> [Your assignment]: Read through the material below and copy each line in which the word "counts" occurs.

> [Source data]:
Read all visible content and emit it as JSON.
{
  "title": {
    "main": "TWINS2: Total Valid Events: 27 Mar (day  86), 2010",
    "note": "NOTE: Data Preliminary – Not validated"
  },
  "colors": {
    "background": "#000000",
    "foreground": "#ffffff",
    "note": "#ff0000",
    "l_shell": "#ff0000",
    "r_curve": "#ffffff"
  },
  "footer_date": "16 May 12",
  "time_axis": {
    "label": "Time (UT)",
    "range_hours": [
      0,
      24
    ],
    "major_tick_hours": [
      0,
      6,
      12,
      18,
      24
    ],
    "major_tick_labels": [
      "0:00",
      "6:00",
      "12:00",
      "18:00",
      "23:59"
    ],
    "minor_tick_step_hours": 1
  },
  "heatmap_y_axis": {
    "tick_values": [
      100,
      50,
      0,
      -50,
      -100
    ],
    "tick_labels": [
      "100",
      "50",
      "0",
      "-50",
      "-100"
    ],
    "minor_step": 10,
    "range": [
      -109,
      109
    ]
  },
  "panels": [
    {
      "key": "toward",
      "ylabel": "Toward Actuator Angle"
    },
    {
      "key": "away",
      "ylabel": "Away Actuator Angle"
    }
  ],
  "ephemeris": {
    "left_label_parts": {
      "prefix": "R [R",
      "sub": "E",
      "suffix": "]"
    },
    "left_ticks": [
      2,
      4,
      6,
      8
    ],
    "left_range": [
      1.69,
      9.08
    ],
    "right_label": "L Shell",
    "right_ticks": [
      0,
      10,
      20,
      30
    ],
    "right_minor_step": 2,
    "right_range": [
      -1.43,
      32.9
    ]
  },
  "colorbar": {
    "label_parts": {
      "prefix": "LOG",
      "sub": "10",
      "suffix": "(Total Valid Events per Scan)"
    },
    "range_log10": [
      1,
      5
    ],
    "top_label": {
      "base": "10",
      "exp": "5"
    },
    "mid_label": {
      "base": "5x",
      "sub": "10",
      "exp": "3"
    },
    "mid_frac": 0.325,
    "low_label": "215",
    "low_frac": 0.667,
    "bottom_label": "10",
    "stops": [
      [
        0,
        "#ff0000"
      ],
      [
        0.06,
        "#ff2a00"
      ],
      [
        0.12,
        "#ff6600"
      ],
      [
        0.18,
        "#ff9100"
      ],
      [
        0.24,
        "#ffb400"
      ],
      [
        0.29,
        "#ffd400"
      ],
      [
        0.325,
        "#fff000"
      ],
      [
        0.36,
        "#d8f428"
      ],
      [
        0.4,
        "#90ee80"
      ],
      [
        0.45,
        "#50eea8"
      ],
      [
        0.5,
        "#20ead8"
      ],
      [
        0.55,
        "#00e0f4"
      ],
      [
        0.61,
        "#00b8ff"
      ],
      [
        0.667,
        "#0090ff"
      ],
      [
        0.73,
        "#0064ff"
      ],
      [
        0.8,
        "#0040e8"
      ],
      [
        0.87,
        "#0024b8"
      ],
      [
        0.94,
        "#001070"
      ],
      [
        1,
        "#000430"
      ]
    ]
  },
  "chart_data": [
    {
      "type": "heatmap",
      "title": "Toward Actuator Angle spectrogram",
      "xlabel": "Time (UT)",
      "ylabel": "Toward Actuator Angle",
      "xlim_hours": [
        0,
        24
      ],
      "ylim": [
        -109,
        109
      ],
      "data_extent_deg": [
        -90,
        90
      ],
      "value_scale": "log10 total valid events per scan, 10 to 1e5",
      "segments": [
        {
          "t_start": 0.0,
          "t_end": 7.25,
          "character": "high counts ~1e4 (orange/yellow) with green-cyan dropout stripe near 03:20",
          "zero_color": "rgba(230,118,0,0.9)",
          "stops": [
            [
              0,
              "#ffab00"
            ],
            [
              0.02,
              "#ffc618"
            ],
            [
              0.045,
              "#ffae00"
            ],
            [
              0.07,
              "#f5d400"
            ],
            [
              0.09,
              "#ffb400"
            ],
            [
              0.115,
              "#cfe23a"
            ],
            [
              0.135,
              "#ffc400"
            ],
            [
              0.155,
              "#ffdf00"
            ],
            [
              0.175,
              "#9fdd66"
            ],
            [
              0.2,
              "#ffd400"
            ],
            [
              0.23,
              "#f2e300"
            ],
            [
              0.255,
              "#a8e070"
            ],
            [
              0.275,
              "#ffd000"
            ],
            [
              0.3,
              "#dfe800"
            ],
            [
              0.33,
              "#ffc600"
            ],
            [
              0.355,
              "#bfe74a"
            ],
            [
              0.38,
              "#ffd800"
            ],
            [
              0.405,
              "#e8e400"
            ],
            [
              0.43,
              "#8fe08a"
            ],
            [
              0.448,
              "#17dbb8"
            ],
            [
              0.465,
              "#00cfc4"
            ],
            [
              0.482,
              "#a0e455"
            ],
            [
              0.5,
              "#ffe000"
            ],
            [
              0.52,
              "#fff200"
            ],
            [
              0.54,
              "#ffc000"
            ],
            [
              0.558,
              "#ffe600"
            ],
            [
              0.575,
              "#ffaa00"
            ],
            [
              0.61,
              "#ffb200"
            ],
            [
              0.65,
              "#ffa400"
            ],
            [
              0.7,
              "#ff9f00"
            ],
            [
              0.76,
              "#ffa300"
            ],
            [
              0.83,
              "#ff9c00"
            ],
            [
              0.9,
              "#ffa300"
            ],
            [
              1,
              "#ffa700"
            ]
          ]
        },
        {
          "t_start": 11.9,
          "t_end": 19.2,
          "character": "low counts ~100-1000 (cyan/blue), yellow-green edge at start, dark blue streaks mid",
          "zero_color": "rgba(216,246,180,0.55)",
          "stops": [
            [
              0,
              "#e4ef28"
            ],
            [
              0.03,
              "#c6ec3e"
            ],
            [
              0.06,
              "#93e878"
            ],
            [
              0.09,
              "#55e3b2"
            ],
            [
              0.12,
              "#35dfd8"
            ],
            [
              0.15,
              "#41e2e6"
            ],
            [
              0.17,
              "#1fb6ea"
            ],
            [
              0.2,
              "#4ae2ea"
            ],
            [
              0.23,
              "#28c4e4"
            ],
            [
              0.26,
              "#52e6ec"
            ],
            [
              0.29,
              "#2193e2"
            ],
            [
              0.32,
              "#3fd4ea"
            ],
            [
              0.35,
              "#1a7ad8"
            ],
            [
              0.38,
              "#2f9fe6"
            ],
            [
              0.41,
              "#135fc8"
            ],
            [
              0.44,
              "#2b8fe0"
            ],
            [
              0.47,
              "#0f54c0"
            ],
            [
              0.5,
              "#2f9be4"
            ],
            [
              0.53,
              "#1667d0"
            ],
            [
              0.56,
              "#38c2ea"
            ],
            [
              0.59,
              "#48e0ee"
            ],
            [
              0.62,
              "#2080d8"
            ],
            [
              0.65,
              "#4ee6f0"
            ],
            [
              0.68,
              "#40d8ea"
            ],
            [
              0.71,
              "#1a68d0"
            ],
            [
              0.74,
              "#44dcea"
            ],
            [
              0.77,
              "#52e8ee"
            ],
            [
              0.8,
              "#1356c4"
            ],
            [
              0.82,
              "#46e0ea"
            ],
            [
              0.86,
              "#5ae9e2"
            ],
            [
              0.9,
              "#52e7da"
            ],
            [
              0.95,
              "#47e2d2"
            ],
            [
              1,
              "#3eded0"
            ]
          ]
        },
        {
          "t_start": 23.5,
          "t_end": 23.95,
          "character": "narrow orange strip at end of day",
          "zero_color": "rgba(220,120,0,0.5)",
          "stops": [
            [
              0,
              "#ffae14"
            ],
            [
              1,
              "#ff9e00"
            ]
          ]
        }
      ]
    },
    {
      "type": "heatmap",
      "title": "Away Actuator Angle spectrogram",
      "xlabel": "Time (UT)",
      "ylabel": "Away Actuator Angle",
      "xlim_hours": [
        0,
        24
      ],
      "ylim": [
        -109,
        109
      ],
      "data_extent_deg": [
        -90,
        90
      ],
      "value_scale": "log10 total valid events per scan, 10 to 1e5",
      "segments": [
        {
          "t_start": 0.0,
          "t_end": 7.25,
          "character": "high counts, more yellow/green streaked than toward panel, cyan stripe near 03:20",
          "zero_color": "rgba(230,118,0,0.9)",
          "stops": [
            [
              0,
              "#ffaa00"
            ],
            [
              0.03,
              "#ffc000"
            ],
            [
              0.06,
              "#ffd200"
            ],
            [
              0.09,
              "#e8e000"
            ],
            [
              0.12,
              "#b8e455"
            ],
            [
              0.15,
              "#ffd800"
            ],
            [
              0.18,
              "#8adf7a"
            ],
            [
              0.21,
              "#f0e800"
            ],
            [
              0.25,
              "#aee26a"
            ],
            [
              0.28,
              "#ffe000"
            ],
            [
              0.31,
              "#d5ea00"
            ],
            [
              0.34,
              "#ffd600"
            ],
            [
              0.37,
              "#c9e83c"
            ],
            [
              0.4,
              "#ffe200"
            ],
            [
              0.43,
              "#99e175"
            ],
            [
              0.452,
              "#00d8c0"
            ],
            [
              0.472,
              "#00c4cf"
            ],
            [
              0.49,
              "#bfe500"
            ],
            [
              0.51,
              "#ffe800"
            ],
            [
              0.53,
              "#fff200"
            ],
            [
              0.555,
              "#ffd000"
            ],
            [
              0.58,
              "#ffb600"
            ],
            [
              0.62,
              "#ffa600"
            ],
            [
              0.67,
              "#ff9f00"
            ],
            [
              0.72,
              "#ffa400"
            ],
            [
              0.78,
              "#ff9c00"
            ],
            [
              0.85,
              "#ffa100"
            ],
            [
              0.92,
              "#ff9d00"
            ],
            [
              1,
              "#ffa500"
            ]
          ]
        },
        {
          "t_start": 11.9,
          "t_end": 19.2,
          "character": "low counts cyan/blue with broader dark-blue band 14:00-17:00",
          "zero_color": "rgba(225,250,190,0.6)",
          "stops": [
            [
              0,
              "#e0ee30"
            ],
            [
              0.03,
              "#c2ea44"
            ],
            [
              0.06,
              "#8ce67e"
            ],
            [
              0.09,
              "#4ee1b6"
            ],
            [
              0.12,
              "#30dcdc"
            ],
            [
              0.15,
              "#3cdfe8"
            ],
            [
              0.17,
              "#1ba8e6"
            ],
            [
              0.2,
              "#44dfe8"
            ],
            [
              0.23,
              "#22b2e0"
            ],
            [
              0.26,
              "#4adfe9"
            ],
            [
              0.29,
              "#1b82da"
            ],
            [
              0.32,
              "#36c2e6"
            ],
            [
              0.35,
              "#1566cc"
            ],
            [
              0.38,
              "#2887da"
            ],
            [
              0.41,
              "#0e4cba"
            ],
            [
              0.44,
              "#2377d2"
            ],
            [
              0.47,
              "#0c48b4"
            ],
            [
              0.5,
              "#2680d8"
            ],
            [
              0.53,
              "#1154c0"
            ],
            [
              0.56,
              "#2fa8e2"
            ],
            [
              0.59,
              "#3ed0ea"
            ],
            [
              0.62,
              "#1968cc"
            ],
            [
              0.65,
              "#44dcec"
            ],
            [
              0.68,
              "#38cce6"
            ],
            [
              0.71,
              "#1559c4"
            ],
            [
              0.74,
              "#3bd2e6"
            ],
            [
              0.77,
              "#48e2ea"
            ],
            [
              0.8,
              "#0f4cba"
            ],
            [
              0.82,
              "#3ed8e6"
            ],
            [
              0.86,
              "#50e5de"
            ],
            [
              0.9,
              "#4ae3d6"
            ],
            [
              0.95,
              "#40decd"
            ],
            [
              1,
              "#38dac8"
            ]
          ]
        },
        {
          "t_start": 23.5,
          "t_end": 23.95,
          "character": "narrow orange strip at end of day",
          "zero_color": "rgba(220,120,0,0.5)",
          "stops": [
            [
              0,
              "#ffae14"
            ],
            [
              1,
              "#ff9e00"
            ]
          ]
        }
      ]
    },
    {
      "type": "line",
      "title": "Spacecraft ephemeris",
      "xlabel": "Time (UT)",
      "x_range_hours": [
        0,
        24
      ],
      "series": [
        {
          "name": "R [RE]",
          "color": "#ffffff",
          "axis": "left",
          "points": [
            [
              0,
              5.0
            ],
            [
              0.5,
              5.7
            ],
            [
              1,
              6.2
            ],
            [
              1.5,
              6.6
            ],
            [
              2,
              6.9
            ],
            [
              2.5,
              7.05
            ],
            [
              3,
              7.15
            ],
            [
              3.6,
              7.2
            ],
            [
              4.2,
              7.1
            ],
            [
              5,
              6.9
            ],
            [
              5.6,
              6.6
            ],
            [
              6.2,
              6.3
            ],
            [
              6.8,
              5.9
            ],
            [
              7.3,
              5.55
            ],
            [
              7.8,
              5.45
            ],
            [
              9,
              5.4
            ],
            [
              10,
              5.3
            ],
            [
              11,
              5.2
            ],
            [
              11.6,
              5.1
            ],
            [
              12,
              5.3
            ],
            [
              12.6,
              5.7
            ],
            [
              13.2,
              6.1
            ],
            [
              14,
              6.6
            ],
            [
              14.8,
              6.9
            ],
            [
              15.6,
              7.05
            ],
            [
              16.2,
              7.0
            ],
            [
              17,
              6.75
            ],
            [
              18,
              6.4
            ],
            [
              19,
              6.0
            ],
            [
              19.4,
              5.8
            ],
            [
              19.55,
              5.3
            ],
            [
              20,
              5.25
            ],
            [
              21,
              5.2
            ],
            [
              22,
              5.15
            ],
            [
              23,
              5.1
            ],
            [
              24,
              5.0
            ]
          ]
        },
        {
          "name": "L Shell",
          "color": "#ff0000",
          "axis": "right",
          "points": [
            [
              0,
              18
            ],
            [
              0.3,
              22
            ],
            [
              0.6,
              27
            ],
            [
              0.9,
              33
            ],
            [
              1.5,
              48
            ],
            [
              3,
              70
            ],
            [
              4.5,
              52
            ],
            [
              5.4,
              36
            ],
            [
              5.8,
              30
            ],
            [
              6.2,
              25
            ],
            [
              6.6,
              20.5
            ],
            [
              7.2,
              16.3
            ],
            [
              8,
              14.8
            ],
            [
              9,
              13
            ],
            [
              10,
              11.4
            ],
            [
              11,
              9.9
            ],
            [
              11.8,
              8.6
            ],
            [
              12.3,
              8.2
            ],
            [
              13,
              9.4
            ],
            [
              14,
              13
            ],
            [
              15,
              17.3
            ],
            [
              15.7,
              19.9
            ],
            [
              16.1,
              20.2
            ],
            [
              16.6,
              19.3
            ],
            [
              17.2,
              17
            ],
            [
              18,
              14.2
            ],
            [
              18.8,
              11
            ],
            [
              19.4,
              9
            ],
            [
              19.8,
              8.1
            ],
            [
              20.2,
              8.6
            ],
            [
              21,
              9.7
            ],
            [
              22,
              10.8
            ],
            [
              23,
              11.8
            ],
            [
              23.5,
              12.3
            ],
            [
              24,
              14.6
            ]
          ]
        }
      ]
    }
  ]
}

> [Problem solution]:
          "character": "high counts ~1e4 (orange/yellow) with green-cyan dropout stripe near 03:20",
          "character": "low counts ~100-1000 (cyan/blue), yellow-green edge at start, dark blue streaks mid",
          "character": "high counts, more yellow/green streaked than toward panel, cyan stripe near 03:20",
          "character": "low counts cyan/blue with broader dark-blue band 14:00-17:00",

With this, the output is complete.